- Courtesy Photo
- Monique Hafen and Johnny Moreno appear in San Francisco Playhouse's invigorating production of "Camelot."
Proposition: Can a half-century-old musical about idealism and virtue be made relevant to 21st-century audiences? Based on the production of "Camelot" at San Francisco Playhouse, the answer is a resounding "yes!"
At first glance, the impressive set by Nina Ball, supported by smartly integrated projections by Micah J. Steiglitz and lighting by Michael Oesch, suggests a very traditional approach. However, director Bill English has pushed the setting back a few centuries, freeing the musical from the confines of armor and stone, allowing for a lighter, more mystical and definitely sexier production enhanced by Abra Berman's "Braveheart"-style costuming.
Returning from last summer's smart and vigorous "My Fair Lady" are leading players Johnny Moreno and Monique Hafen as Arthur and Guenevere. Moreno is an ideal blend of self-doubt and pensive anticipation of his responsibilities as king and husband, wrapped in a sleepily handsome leading-man package, not unlike that of the role's originator, Richard Burton.
Hafen, on the other hand, politely banishes all thoughts of Julie Andrews-style simplicity.
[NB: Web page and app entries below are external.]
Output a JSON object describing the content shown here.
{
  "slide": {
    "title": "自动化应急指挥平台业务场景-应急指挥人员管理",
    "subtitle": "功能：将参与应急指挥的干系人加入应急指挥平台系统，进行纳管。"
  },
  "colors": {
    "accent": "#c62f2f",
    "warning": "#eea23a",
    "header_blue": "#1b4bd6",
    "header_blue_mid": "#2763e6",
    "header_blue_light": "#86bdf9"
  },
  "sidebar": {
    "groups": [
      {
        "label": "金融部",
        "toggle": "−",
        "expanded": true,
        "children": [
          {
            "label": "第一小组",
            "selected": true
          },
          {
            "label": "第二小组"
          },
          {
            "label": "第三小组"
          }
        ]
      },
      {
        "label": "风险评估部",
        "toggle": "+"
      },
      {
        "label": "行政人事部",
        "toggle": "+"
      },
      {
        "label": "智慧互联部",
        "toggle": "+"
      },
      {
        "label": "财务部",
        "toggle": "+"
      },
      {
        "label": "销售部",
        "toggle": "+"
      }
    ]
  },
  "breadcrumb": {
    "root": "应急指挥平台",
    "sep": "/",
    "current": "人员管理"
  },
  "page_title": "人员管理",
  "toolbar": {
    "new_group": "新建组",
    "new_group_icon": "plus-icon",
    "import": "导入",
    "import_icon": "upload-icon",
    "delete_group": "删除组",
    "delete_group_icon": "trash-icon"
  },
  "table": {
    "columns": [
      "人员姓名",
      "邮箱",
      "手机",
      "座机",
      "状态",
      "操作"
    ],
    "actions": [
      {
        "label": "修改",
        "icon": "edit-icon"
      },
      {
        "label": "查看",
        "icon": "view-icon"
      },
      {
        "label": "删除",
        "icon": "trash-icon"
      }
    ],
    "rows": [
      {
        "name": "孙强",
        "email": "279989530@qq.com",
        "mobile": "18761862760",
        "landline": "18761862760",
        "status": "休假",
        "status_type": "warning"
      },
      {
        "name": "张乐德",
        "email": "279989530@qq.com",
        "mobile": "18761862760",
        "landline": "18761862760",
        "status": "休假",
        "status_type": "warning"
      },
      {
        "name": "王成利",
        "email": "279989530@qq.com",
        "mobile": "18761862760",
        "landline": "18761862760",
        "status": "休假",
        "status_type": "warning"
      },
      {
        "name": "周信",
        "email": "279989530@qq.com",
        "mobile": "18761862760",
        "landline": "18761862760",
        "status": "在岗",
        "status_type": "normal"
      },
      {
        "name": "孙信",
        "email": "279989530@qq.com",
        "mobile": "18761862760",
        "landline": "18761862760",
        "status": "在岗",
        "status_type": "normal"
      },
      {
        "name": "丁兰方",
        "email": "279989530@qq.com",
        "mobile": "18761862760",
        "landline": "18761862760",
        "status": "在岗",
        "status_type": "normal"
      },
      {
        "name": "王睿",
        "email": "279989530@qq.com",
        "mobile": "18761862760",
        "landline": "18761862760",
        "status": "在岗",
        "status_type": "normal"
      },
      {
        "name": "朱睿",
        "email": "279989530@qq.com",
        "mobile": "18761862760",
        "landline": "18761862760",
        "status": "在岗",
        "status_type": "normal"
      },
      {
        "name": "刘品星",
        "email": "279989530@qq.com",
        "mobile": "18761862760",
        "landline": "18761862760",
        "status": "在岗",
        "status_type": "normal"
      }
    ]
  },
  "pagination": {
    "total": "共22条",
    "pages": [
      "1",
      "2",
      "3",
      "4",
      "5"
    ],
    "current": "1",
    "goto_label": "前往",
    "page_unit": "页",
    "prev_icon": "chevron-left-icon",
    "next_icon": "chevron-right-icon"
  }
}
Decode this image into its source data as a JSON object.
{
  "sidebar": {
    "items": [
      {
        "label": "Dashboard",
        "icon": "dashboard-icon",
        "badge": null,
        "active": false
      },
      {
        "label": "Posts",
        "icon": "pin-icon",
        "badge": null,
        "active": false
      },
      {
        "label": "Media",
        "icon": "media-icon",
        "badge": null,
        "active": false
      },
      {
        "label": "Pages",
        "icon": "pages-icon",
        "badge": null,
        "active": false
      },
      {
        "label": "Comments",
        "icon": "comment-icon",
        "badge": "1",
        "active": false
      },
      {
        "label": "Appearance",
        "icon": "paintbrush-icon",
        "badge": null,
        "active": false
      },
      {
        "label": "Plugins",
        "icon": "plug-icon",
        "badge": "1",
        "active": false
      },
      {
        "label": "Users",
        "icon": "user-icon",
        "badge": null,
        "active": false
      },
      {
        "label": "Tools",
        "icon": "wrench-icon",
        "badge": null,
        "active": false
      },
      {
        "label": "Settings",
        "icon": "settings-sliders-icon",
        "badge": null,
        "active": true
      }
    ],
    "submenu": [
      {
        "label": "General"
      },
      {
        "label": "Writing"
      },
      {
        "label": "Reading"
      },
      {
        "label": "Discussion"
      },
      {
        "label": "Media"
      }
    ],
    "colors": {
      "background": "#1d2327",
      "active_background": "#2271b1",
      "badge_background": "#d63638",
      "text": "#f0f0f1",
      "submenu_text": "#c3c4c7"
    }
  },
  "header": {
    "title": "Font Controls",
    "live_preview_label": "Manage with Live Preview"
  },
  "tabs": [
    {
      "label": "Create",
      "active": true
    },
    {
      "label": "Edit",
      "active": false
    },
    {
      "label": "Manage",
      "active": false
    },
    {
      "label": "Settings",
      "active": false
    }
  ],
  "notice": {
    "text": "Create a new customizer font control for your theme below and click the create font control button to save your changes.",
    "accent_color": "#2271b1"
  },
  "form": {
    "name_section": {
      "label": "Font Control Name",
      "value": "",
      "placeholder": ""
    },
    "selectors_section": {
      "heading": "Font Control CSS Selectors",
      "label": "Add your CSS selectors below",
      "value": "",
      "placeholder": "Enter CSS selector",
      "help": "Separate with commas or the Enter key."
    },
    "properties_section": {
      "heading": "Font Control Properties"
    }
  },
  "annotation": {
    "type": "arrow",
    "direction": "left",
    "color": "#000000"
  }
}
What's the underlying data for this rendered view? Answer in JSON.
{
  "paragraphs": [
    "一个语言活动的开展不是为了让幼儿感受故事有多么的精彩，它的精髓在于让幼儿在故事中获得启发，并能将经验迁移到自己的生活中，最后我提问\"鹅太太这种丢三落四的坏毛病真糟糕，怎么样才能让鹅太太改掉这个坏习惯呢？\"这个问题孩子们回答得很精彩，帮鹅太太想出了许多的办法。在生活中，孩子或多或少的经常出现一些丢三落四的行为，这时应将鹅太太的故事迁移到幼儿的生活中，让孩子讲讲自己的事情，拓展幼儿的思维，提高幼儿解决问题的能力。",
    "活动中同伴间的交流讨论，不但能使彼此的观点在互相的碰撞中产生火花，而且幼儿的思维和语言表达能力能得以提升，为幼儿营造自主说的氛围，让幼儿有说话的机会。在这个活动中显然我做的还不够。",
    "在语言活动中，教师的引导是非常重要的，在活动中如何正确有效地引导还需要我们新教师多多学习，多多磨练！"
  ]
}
Her Jenny, as her intimates call her, is a feisty, independent spirit. She's deeply in love with Arthur and supports his dreams, yet confidently exerts her own will when she sees fit.
The best voice in the production, Hafen soars through Frederick Loewe's glorious melodies, beautifully keeping them from veering into the potentially shrill operatic realm.
Another delight and "Lady" veteran is Charles Dean in double duty as the wise mentor Merlyn and the sweetly daft Pelinore. A consummate character actor, Dean has impeccable yet subtle comic chops and brightens the stage whenever he is on it.
Bay Area newcomer Wilson Jermaine Heredia, a Tony winner for his role as the drag queen Angel in "Rent," is a Lancelot far removed from the broad-shouldered himbos of yore. Slender and nervous, yet beatifically confident in his zeal, Heredia nicely portrays the duality of Lancelot's need to boast of his humility and virtue.
Paris Hunter Paul makes wonderfully hissable work of Alan Jay Lerner's under-scripted Mordred, Arthur's bastard son and a Richard III-esque architect of the Round Table's demise.
He's supported by a randy triplet of trouble in Ken Brill, Rudy Guerrero and Steven Shear, as knights vying to take Jenny to the fair.
They also put extra "lusty" into the "month of May," with outstanding ensemble work from Michelle Drexler, Stewart Kramar, Robert Moreno, Simone Olsen-Varela, George P. Scott and Adrienne Walters. Completing the cast are Calum John as plucky young Tom (alternating with Eli Clarke Nichols) and Julia Belanoff as siren Nimue.
Overall, English has devised a faithful, yet fresh and vibrant, presentation of this sometimes over-revered musical. Barring the occasional trumpet bleat, it is a great success and certainly a production that "shall not be forgot."
Where: San Francisco Playhouse, 450 Post St., S.F.
When: 7 p.m. Tuesdays-Thursdays, 8 p.m. Fridays, 3 and 8 p.m. Saturdays; closes Sept. 21
Tickets: $30 to $100
Contact: (415) 677-9596, www.sfplayhouse.org